    Easton finds that his chosen variables provide a fit for just part of the difference.  He then labels the remainder ‘maoriness’ and seeks a reason for that part of the difference.  The authors here carry out a similar analysis and assume that it is a consequence of racial discrimination.  One problem here is with the understanding of just what is being measured and of the full range of possible contributory factors.  Another is with the validity of the analysis on which they rely.

    The data was analysed to consider whether differences could be due to a limited selection of socioeconomic experiences using “Survey analysis based procedures” and concluded that “In multivariable analysis, Maori who were socially assigned as European-only had a significant health advantage.”

    There are serious limitations to the application of logistic regression.  The choice of independent variables to provide a best fit for a dependent variable may be incomplete, leaving out key causal factors.  The methodology assumes linear relationships across the whole range, which is often far from the case.   And the set of independent variables must not be highly related.  The process can handle a degree of covariance, with some relationships among the independent variables, but when those variables are highly interrelated the process can be unstable and a small change in measures may result in a significant change in the output.  Given the complex and non-linear relationships among socioeconomic experiences (the various social variables such as health, education, income, employment and demographics are clearly interrelated), neither requirement is satisfied.

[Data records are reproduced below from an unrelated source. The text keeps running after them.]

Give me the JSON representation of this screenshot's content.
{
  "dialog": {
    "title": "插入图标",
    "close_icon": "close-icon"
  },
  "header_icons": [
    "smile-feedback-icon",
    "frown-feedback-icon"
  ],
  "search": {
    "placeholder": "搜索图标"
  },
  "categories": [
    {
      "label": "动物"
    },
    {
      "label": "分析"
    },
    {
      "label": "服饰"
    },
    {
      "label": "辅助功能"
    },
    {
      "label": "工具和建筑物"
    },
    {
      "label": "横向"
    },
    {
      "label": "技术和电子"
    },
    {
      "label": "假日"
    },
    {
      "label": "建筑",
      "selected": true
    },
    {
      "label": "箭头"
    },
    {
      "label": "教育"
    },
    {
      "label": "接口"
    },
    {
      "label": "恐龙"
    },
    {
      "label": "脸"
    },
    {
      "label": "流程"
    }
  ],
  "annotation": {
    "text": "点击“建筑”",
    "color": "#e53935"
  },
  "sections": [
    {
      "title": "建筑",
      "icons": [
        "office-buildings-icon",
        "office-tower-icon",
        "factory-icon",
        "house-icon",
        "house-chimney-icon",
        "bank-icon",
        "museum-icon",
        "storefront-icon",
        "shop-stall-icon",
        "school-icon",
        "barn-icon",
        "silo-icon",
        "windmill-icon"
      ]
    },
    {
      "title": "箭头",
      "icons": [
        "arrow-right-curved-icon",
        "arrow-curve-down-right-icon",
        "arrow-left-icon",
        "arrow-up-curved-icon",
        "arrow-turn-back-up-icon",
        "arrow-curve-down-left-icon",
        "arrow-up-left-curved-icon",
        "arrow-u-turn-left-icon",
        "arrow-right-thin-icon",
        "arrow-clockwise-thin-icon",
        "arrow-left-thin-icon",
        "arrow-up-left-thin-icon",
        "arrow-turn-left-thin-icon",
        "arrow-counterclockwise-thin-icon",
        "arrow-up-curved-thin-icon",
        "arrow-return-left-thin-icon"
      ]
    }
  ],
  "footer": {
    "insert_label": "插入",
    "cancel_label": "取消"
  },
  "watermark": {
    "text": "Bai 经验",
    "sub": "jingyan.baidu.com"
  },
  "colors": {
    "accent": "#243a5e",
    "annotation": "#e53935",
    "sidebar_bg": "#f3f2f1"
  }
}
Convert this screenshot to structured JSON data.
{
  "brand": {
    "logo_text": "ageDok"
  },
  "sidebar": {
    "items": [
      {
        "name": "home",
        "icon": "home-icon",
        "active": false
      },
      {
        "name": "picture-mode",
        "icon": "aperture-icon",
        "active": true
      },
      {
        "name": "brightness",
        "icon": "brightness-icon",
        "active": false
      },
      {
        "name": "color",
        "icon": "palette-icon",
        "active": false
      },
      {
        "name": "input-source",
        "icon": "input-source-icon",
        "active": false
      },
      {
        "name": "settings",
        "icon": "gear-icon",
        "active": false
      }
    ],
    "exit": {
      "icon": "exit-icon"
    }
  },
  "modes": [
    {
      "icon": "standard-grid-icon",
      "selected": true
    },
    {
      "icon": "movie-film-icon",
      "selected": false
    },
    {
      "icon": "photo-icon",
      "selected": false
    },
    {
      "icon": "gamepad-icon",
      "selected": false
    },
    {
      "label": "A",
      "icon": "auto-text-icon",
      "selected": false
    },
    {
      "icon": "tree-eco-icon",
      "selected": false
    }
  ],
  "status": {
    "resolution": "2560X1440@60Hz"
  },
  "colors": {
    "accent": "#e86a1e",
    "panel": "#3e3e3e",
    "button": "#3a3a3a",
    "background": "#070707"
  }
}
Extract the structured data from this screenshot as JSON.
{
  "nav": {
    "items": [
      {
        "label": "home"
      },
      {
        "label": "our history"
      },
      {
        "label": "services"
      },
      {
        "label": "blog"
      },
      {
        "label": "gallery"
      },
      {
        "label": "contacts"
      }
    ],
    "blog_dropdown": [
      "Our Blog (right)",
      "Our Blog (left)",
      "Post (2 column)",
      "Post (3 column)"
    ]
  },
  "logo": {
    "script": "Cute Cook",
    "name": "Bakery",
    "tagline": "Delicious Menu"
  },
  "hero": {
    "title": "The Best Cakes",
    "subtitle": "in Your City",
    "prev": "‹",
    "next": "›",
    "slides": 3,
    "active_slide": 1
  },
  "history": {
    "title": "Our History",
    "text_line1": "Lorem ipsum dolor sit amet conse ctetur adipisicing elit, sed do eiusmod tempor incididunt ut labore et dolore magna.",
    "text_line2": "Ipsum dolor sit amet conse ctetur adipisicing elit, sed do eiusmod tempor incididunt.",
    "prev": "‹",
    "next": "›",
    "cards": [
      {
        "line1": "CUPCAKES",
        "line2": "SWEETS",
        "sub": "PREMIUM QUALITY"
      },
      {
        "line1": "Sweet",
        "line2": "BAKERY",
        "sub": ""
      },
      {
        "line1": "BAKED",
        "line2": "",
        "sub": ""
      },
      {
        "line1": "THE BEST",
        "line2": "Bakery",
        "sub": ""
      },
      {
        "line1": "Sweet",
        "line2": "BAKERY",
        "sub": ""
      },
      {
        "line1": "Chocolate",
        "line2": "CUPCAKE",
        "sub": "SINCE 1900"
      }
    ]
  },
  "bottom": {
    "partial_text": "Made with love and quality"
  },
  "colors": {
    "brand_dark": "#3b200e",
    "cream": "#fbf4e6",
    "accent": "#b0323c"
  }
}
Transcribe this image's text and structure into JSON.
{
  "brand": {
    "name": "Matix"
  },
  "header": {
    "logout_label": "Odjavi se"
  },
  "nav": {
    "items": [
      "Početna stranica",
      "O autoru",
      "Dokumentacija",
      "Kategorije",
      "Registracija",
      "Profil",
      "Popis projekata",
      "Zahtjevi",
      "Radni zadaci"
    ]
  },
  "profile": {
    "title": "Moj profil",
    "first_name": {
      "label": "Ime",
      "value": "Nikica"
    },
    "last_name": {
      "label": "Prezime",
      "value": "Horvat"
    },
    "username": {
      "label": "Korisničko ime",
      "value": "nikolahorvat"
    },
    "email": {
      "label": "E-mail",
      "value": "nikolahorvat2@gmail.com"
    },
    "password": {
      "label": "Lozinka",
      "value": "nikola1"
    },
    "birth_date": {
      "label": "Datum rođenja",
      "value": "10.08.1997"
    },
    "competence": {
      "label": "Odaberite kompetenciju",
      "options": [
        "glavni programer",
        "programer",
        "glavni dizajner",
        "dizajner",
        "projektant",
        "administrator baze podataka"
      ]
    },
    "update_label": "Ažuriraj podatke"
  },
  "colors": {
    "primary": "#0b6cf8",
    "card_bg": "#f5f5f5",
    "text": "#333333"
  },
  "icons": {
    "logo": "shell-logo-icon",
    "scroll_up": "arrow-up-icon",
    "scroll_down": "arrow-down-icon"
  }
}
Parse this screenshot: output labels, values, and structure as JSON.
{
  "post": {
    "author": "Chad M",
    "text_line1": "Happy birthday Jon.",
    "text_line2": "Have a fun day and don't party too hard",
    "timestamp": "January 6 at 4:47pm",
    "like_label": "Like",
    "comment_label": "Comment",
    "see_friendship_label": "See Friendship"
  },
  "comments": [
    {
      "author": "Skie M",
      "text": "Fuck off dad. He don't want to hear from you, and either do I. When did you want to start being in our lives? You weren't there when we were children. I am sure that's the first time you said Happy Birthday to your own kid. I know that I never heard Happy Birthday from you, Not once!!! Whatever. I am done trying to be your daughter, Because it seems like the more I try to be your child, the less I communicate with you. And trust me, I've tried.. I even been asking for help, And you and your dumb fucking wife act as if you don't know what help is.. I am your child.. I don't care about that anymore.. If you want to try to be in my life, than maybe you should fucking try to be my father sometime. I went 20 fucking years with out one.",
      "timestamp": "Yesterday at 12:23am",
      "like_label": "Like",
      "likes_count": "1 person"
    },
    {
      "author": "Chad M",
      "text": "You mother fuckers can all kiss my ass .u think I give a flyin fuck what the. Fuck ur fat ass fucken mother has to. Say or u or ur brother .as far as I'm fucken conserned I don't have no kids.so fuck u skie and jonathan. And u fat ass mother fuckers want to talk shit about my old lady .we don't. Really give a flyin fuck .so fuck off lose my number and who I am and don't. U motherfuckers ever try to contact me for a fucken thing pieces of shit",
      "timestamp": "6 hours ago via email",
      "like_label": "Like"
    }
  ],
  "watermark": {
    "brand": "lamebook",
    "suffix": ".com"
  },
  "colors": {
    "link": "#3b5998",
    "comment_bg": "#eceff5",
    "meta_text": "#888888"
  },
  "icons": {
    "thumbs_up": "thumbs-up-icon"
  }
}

    Here the whole remainder, left after a questionable analysis for a limited range of socio-economic variables, is labeled racism, ignoring the lack of supporting evidence and the many possible alternatives. 

    The history of New Zealand is of considerable cultural shifts, and many remaining differences are the consequence of past cultural practices.  Maori are descended from a Polynesian people who lost contact with the mass of humanity when they moved away from islands off the coast of Asia to Remote Oceania some 3,200 years ago.  Since the coming of Europeans and others from all parts of the earth they have moved from a Stone Age tribal culture to share the opportunities and life experiences of a modern developed nation. [6]  Those gaps can best be understood by a thorough, robust and comprehensive study of past experiences, social statistics and associated analyses, and not by jumping to a simplistic assumption of racism, in the past and continuing in the twenty-first century.

    This paper makes an unproven claim of racism among health professionals, that “the way people’s ethnicities are viewed by others appears to have tangible health risk or advantage”.  The claim of racism on the part of health professionals is a serious charge that is in no way justified, and not to be countenanced in the absence of definitive proof. 



    1. Harris R, Cormack D, Stanley J. 2013:The relationship between socially-assigned ethnicity, health and experience of racial discrimination for Maori: analysis of the 2006/07 New Zealand Health Survey. BMC Public Health 13:84
    2. Ministry of Health: 2006/07 New Zealand Health Survey Adult Questionnaire. 
    3. Dow D 1999:  Maori health and government policy 1840-1940. Victoria University.
    4. Statistics New Zealand 2009: New Zealand Life Tables: 200507
    5. Easton B: The Maori in The Labour Force.  In, Labour, Employment and Work in New Zealand 1994 (pages 206-213).  Edited by Morrison P S. Victoria University of Wellington.
    6. Robinson J L 2013: A plague of people.  Tross Publishing


    Competing interests

    None declared